But Paul corrected Peter!” is a standard objection raised in one of two contexts. Either it is raised by Protestants in order to deny papal infallibility and papal primacy; or it is raised by Catholics in order to defend their rebellion against Pope Francis, or the notion that people like Cardinal Burke should issue a “formal correction” of the Holy Father.
The problem is that this biblical example does not at all prove what those who use it think it does.
The background to Paul’s correction of Peter was the claim of some first-century Jewish Christians that Gentile converts needed to observe the entire Mosaic law, specifically with respect to circumcision.
But at the Council of Jerusalem (Acts 15) Peter decided against the Judaizers.
Now therefore why do you make trial of God by putting a yoke upon the neck of the disciples which neither our fathers nor we have been able to bear? But we believe that we shall be saved through the grace of the Lord Jesus, just as they will. … Therefore my judgment is that we should not trouble those of the Gentiles who turn to God.
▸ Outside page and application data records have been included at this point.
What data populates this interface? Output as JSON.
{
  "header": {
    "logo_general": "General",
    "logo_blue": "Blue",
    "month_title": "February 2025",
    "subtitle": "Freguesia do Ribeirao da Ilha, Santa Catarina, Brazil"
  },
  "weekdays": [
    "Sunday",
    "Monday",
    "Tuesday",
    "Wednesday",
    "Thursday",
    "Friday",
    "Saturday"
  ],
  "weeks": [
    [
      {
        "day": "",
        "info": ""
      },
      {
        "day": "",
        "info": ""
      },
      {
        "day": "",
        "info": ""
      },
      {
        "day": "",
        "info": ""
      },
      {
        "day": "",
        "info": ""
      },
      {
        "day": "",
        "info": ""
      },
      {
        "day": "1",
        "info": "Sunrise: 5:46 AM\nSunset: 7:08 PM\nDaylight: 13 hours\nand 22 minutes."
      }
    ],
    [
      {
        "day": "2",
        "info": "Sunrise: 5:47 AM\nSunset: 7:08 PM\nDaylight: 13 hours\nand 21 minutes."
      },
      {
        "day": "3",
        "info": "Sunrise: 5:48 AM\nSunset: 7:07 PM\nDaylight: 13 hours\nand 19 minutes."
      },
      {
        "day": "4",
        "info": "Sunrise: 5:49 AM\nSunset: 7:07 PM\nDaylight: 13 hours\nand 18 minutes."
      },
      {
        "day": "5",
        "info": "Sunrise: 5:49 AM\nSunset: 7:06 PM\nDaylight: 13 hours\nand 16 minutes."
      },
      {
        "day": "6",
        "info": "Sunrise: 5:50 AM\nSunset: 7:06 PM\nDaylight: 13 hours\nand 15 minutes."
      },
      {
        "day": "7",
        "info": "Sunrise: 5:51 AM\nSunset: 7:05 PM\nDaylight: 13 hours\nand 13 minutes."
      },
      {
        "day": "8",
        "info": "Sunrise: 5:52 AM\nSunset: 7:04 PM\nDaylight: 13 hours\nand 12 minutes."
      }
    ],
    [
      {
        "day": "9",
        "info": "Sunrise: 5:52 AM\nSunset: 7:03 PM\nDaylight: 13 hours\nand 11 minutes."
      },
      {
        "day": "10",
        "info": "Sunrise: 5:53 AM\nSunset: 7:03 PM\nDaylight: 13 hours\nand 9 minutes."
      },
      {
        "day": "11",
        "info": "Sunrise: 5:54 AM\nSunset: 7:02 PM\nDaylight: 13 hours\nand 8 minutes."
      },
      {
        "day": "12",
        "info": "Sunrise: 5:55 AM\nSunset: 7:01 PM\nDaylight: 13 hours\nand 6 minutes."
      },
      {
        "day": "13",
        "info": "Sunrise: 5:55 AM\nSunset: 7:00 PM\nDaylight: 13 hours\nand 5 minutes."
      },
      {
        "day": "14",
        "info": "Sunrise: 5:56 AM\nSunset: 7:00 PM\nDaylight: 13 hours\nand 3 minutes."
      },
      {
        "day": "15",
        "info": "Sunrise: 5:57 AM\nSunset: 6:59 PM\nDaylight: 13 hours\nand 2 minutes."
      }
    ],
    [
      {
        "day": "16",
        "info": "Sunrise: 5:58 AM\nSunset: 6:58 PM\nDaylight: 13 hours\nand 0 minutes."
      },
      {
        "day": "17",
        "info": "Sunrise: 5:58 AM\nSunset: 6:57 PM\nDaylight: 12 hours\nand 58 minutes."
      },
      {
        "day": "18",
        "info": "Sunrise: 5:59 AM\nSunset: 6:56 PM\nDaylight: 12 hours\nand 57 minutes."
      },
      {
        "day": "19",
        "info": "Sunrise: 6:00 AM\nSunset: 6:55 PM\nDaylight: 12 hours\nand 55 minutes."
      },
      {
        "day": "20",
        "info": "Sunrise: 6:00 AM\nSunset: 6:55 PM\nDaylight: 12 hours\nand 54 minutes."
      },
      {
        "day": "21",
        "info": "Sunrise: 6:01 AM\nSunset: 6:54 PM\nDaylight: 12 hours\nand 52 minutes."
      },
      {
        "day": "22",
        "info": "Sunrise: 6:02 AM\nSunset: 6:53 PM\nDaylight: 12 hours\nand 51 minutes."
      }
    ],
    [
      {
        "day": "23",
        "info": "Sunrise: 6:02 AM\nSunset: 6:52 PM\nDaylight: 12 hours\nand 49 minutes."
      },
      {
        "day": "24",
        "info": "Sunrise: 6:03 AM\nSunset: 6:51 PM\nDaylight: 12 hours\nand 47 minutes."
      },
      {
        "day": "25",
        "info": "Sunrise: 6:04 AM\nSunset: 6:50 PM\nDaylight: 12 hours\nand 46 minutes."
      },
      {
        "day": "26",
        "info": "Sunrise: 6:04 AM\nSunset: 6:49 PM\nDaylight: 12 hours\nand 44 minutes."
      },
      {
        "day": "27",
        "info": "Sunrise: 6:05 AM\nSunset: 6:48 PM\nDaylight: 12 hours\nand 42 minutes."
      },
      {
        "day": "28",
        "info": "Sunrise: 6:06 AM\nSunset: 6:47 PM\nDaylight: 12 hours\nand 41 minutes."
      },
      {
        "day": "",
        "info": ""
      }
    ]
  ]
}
Peter, as pope, made a judgment binding on the whole Church. His judgment was correct. And Paul—note this—did not resist that judgment. In fact, he taught it himself, and with some vehemence.
But what happened is that Peter was something of a hypocrite and a coward. Paul describes the incident at Antioch in Galatians 2:11-13. It used to be, says Paul, that Peter ate openly with the uncircumcised Gentiles. But when the Judaizers began to criticize him for this, Peter became afraid and would no longer sit down with the Gentiles. Peter, says Paul, was “self-condemned” by this action. And so he “opposed him openly.”
Now, at issue here was not Peter’s teaching but Peter’s actions. Peter was “self-condemned” because his behavior was contrary to what he taught as pope. Peter was sinning, and Paul was calling him out on his sin. The incident at Antioch has no larger meaning than that.
Peter’s teaching was authoritative and not in doubt. But no one denies that popes are capable of cowardly, hypocritical, and sinful behavior. And it is a spiritual work of mercy to correct a sinner, even if he is the pope. That has nothing, however, to do with correcting the pope in his formal teaching.
So let’s retire this “Paul corrected Peter” nonsense. If Pope Francis were dumping the Vatican trash into the Tiber River, and Cardinal Burke were to say, “Holy Father, this is not consistent with Laudato Si,” then you would have a parallel to St. Paul.